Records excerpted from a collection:
_ _ _

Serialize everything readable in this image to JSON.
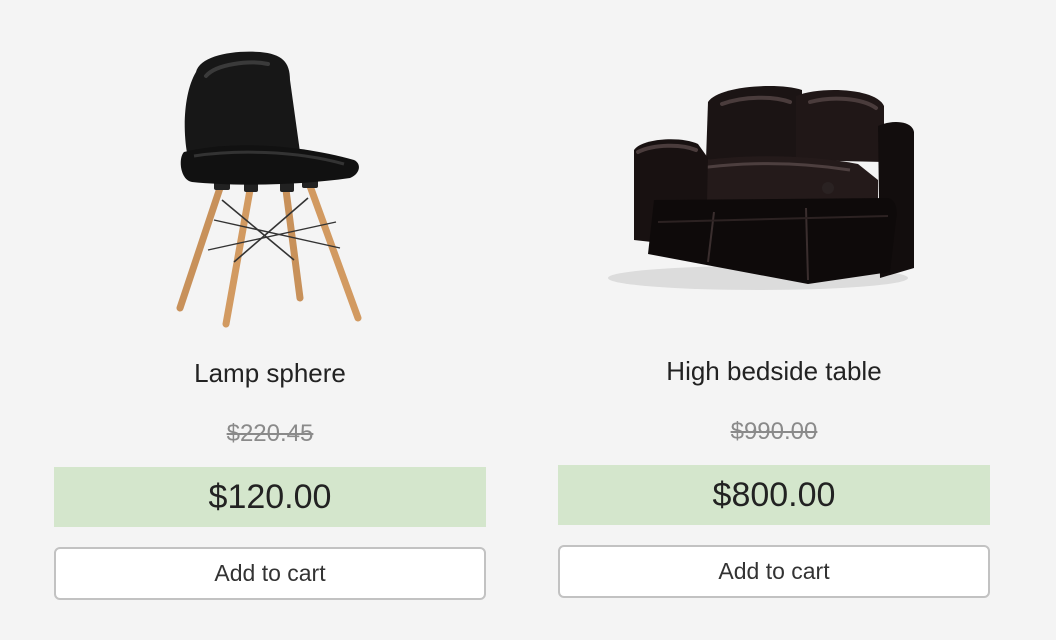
{
  "products": [
    {
      "title": "Lamp sphere",
      "old_price": "$220.45",
      "price": "$120.00",
      "button_label": "Add to cart",
      "image": "black-chair-image"
    },
    {
      "title": "High bedside table",
      "old_price": "$990.00",
      "price": "$800.00",
      "button_label": "Add to cart",
      "image": "black-leather-loveseat-image"
    }
  ],
  "colors": {
    "background": "#f4f4f4",
    "price_bar": "#d4e6cc",
    "old_price_text": "#8a8a8a",
    "button_border": "#c2c2c2"
  }
}
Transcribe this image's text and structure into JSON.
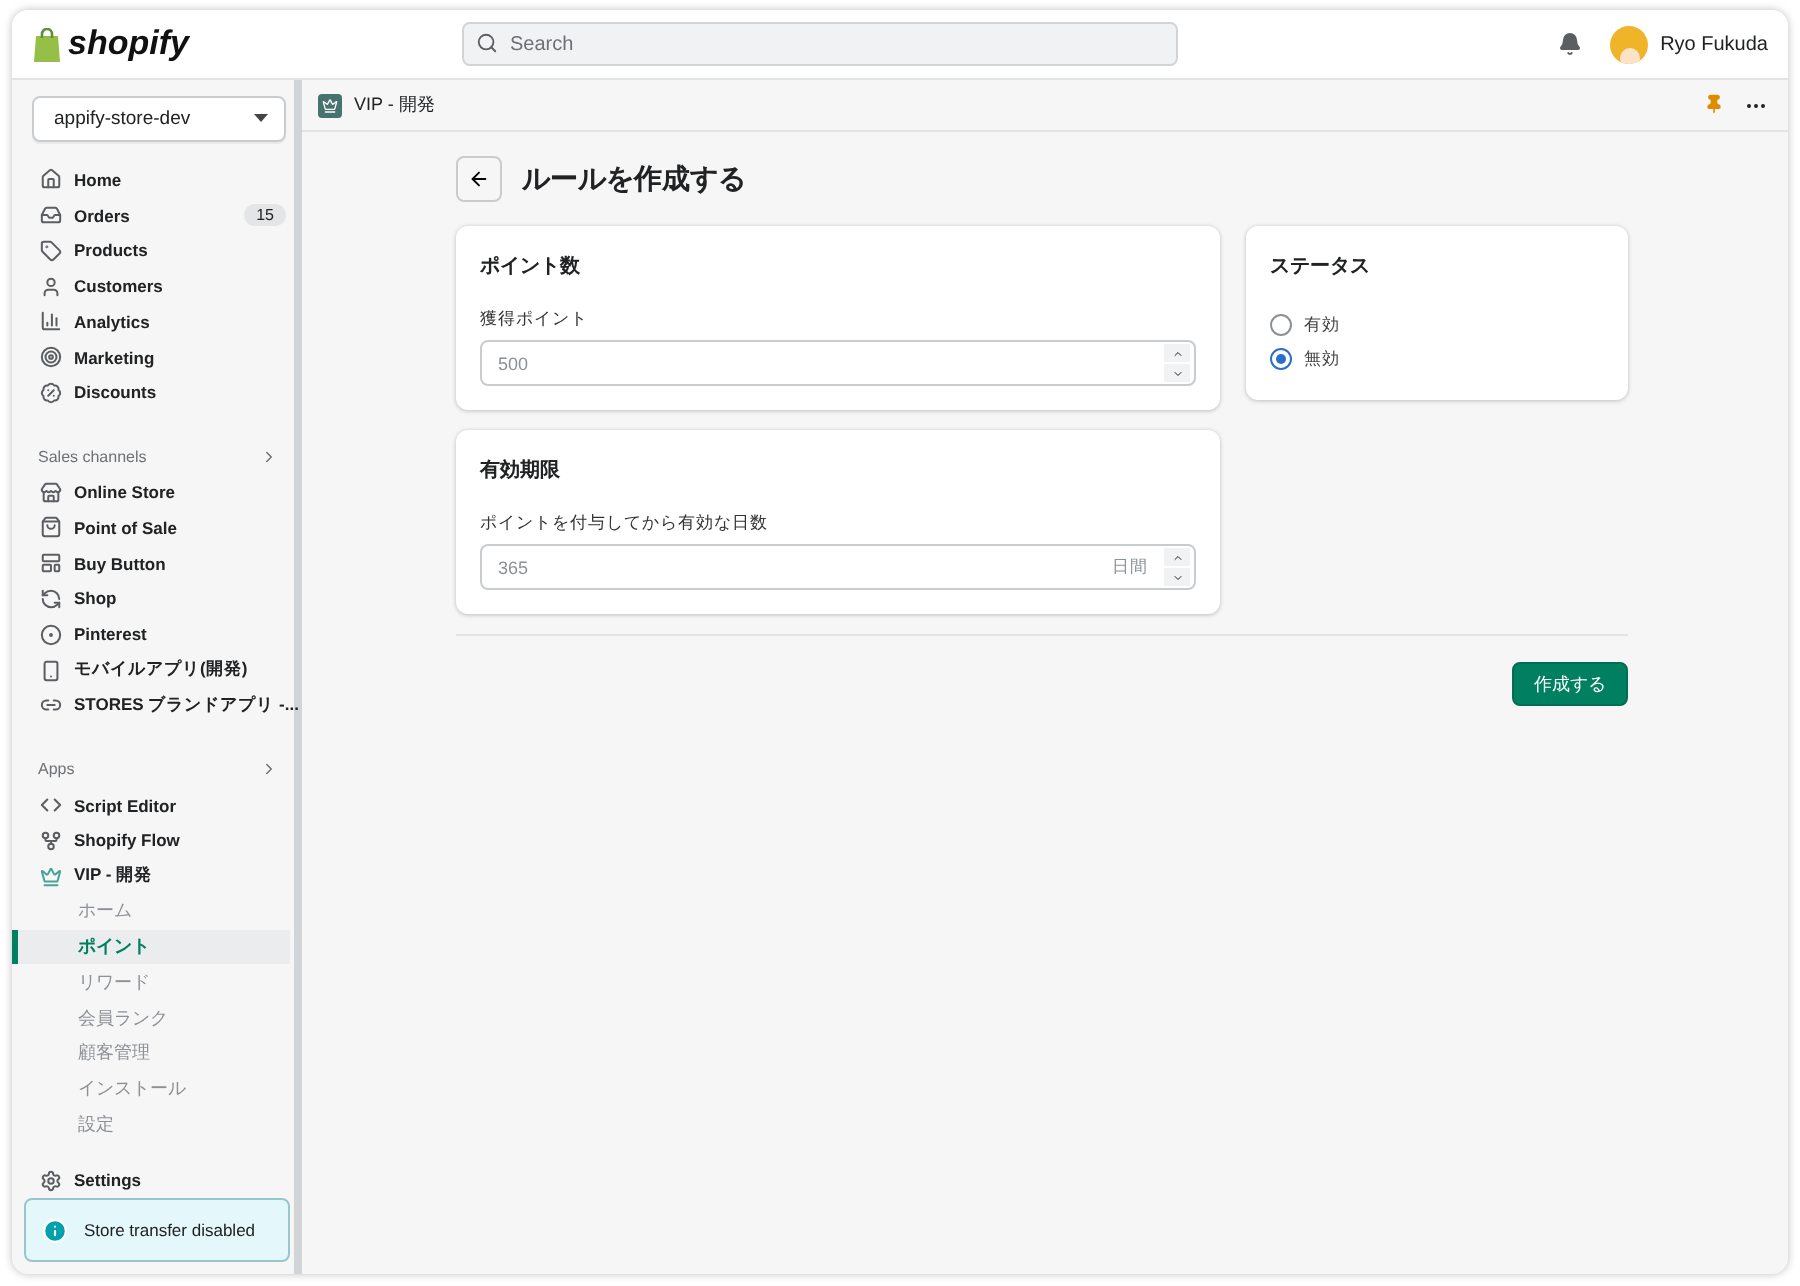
{
  "topbar": {
    "logo": "shopify",
    "search": {
      "placeholder": "Search"
    },
    "user": "Ryo Fukuda"
  },
  "sidebar": {
    "store": "appify-store-dev",
    "nav": [
      {
        "label": "Home"
      },
      {
        "label": "Orders",
        "badge": "15"
      },
      {
        "label": "Products"
      },
      {
        "label": "Customers"
      },
      {
        "label": "Analytics"
      },
      {
        "label": "Marketing"
      },
      {
        "label": "Discounts"
      }
    ],
    "sales_channels": {
      "title": "Sales channels",
      "items": [
        {
          "label": "Online Store"
        },
        {
          "label": "Point of Sale"
        },
        {
          "label": "Buy Button"
        },
        {
          "label": "Shop"
        },
        {
          "label": "Pinterest"
        },
        {
          "label": "モバイルアプリ(開発)"
        },
        {
          "label": "STORES ブランドアプリ -..."
        }
      ]
    },
    "apps": {
      "title": "Apps",
      "items": [
        {
          "label": "Script Editor"
        },
        {
          "label": "Shopify Flow"
        },
        {
          "label": "VIP - 開発",
          "children": [
            {
              "label": "ホーム",
              "selected": false
            },
            {
              "label": "ポイント",
              "selected": true
            },
            {
              "label": "リワード",
              "selected": false
            },
            {
              "label": "会員ランク",
              "selected": false
            },
            {
              "label": "顧客管理",
              "selected": false
            },
            {
              "label": "インストール",
              "selected": false
            },
            {
              "label": "設定",
              "selected": false
            }
          ]
        }
      ]
    },
    "settings": "Settings",
    "notice": "Store transfer disabled"
  },
  "app_bar": {
    "title": "VIP - 開発"
  },
  "page": {
    "title": "ルールを作成する",
    "points_card": {
      "title": "ポイント数",
      "field": {
        "label": "獲得ポイント",
        "placeholder": "500"
      }
    },
    "expiry_card": {
      "title": "有効期限",
      "field": {
        "label": "ポイントを付与してから有効な日数",
        "placeholder": "365",
        "suffix": "日間"
      }
    },
    "status_card": {
      "title": "ステータス",
      "options": [
        {
          "label": "有効",
          "selected": false
        },
        {
          "label": "無効",
          "selected": true
        }
      ]
    },
    "submit": "作成する"
  }
}
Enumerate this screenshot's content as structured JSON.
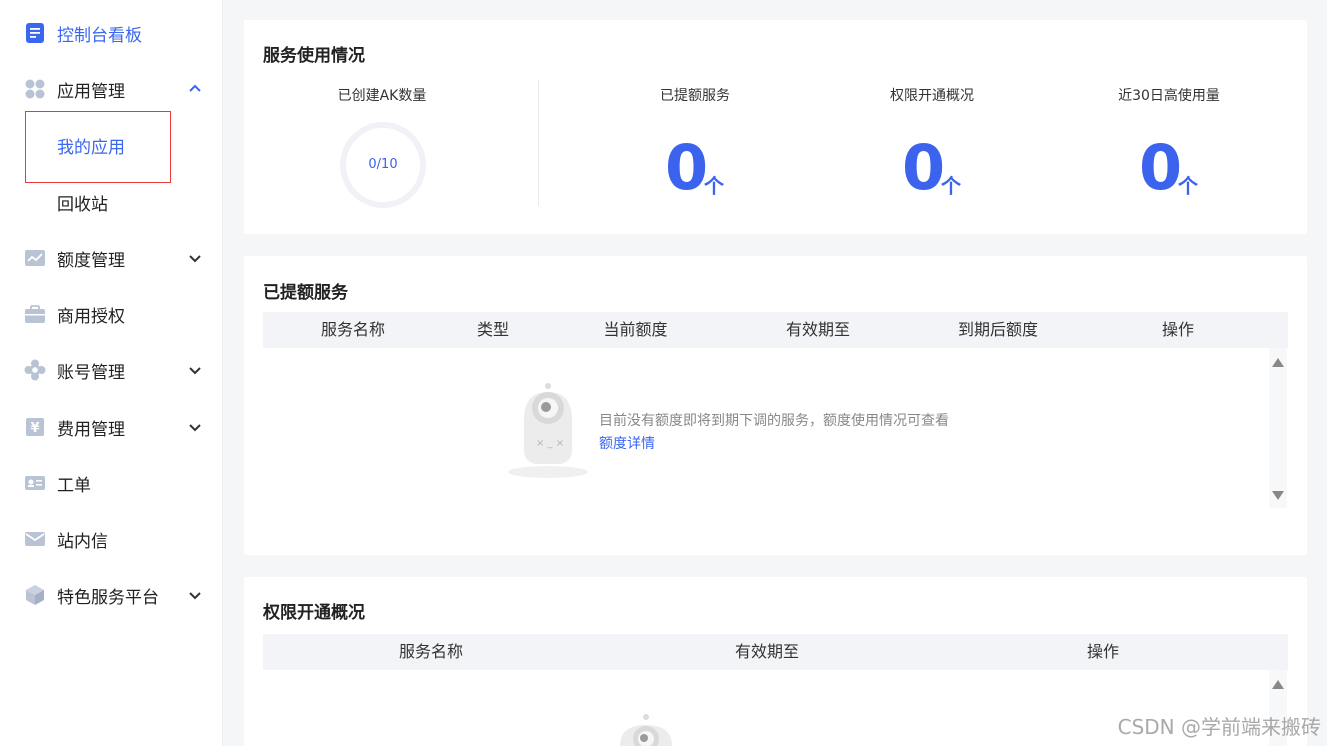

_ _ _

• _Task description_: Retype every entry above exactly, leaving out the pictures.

• _Result for this exercise_:
Serialize everything readable in this image to JSON.
{
  "products": [
    {
      "title": "Lamp sphere",
      "old_price": "$220.45",
      "price": "$120.00",
      "button_label": "Add to cart",
      "image": "black-chair-image"
    },
    {
      "title": "High bedside table",
      "old_price": "$990.00",
      "price": "$800.00",
      "button_label": "Add to cart",
      "image": "black-leather-loveseat-image"
    }
  ],
  "colors": {
    "background": "#f4f4f4",
    "price_bar": "#d4e6cc",
    "old_price_text": "#8a8a8a",
    "button_border": "#c2c2c2"
  }
}
Transcribe this image's text and structure into JSON.
{
  "topbar": {
    "logo": "shopify",
    "search": {
      "placeholder": "Search"
    },
    "user": "Ryo Fukuda"
  },
  "sidebar": {
    "store": "appify-store-dev",
    "nav": [
      {
        "label": "Home"
      },
      {
        "label": "Orders",
        "badge": "15"
      },
      {
        "label": "Products"
      },
      {
        "label": "Customers"
      },
      {
        "label": "Analytics"
      },
      {
        "label": "Marketing"
      },
      {
        "label": "Discounts"
      }
    ],
    "sales_channels": {
      "title": "Sales channels",
      "items": [
        {
          "label": "Online Store"
        },
        {
          "label": "Point of Sale"
        },
        {
          "label": "Buy Button"
        },
        {
          "label": "Shop"
        },
        {
          "label": "Pinterest"
        },
        {
          "label": "モバイルアプリ(開発)"
        },
        {
          "label": "STORES ブランドアプリ -..."
        }
      ]
    },
    "apps": {
      "title": "Apps",
      "items": [
        {
          "label": "Script Editor"
        },
        {
          "label": "Shopify Flow"
        },
        {
          "label": "VIP - 開発",
          "children": [
            {
              "label": "ホーム",
              "selected": false
            },
            {
              "label": "ポイント",
              "selected": true
            },
            {
              "label": "リワード",
              "selected": false
            },
            {
              "label": "会員ランク",
              "selected": false
            },
            {
              "label": "顧客管理",
              "selected": false
            },
            {
              "label": "インストール",
              "selected": false
            },
            {
              "label": "設定",
              "selected": false
            }
          ]
        }
      ]
    },
    "settings": "Settings",
    "notice": "Store transfer disabled"
  },
  "app_bar": {
    "title": "VIP - 開発"
  },
  "page": {
    "title": "ルールを作成する",
    "points_card": {
      "title": "ポイント数",
      "field": {
        "label": "獲得ポイント",
        "placeholder": "500"
      }
    },
    "expiry_card": {
      "title": "有効期限",
      "field": {
        "label": "ポイントを付与してから有効な日数",
        "placeholder": "365",
        "suffix": "日間"
      }
    },
    "status_card": {
      "title": "ステータス",
      "options": [
        {
          "label": "有効",
          "selected": false
        },
        {
          "label": "無効",
          "selected": true
        }
      ]
    },
    "submit": "作成する"
  }
}
Enumerate this screenshot's content as structured JSON.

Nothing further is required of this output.